The art may be pricey, but the humor was free at Expo Chicago—and the more than 30,000 people who attended this year saw plenty of it. Among the notables: onetime University of Chicago student Erika Rothenberg’s fearlessly sardonic “greeting cards,” at the Zolla/Lieberman Gallery booth. Created in the 1990s and still relevant, they go for about $4,000 each (framed), so you probably won’t be mailing them off to casual friends on birthdays. The good news is that when the gallery (which has been closed) reopens next March, the opening exhibit will feature about 100 of them.

  • Deanna Isaacs
  • Erika Rothenberg, Greetings IV, 1992 (detail), at Zolla/Lieberman Gallery

Also, Ron Mueck’s uncanny Two Women, 2005, at the Flag Art Foundation’s “Shaq Loves People” exhibit, curated by the big guy himself. So real, it’s scary funny.

  • Deanna Isaacs
  • Detail of Ron Mueck’s Two Women, at Flag Art Foundation

And Carter Mull’s Virus, 2014, at the booth of LA gallery Marc Foxx, which consists of 3,600 unique stills attached to Mylar mats. It was priced at $35,000 and sold early in the show, but that didn’t keep Ashley Brinkman and Corey Crum from walking all over it.

Then there was painter Lino Lago’s subversively splattered museum gallery Atentados, at the booth of Madrid’s Galeria Alvaro Alcazar. Is there a giant, spilling paint can just outside the frame? You could take it home for $18,000.

  • Deanna Isaacs
  • Lino Lago, Atentados (detail), at Alvaro Alcazar Gallery

I’m a sucker for Tony Oursler’s shifting, raspy-voiced, multieyed monster Burst.
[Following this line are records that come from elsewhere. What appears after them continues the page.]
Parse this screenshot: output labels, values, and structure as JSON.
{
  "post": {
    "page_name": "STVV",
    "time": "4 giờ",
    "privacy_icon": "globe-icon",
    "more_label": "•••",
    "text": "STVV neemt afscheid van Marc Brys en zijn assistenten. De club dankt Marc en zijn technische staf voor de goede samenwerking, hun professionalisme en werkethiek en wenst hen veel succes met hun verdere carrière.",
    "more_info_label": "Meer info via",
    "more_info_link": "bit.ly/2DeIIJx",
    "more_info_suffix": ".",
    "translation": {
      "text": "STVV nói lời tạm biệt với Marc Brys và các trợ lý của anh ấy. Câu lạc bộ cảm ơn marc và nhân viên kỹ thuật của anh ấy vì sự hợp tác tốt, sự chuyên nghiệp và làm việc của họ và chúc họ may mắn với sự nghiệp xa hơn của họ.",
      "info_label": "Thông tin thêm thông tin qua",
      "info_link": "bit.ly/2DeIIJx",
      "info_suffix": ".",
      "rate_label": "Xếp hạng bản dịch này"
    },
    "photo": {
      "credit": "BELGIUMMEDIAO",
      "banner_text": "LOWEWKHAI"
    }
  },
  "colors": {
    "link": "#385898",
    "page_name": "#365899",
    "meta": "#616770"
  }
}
Priced at $140,000 at the booth of Helsinki’s Galerie Forsblom, he’s so much more than his fiberglass, projector, and video parts.

But nothing was funnier than this front page headline in the Art Newspaper’s special Expo edition:

Anyone who lives here knows the answer to that.